  5. APPLY THE FOUR BASELINES TO EACH PLAYER AT THE POSITION: Let’s say you are in a 10 team league with 1 starting QB, and based on your league, you expect a few teams to carry a 3rd QB, and for 24 total to be taken. You would then find your projected points for QB #24, QB #15, QB #10 and QB #5. In four separate columns in the spreadsheet, subtract each of those numbers from each QB’s projected total to get points over baseline. (You can then do a Ctrl-V and paste that same formula into remaining QB’s in same column). Make sure any player below a particular baseline just has a zero, not a negative number. Set up a 5th column, which sums those 4 columns. Set aside that position, and repeat with each position, finding the four baseline numbers and subtracting from each player at that position.
  6. SUM THE TOTAL POINTS OVER ALL FOUR BASELINES, AND COMPARE TO LEAGUE’S FREE MONEY AT THE DRAFT TO CONVERT POINTS TO DOLLARS. The first part is easy–just calculate the Sum of all draftable players value over baseline in a cell. The next part involves knowing your league cap and determining what I call “free money” or discretionary money. In a 10 team league with a $100 cap and a requirement of 16 players on roster, everyone must spend at least $16 on those players. Thus, the “free money” above those minimums is $84 per team, or $840 total. Divide that really large number you got from summing all the points over baselines, by the total free money (in my example, $840). That number is marginal points over baseline, per dollar spent.
  7. CALCULATE EACH PLAYER’S AUCTION VALUE: Take that number we just calculated in Step 6 (It will probably be between 12-25 in a $100 league depending on scoring system, half that in a $200 league). Divide Each Player’s Total points over baseline (The Summing of 4 columns from Step 5) by this number. Plug it in for one player, then paste in the column for the rest. Finally, add $1 back in as well, which is the minimum bid per player. That number is your auction value for each player. If the top players have a value of around 25-30% of the cap, you’ve done it right.
  8. ENJOY A COLD BEVERAGE AND PLAN FOR DOMINATION. Complicated? Well, the first step is actually the most time consuming, though some websites may have projections you can download.

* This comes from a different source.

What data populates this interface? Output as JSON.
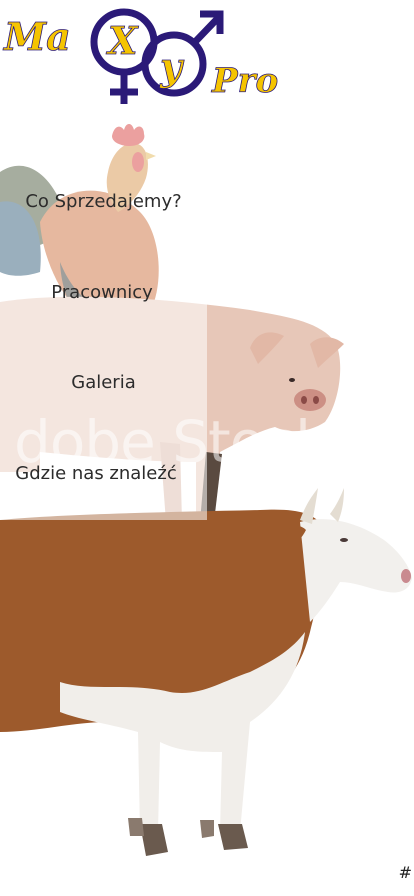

If you are comfortable with Excel, inserting a formula, then pasting it to all other applicable columns, you can actually do steps 2-7 in about 30 minutes once you have the underlying projections in one place. Still, you’ll want that cold beverage to reward yourself.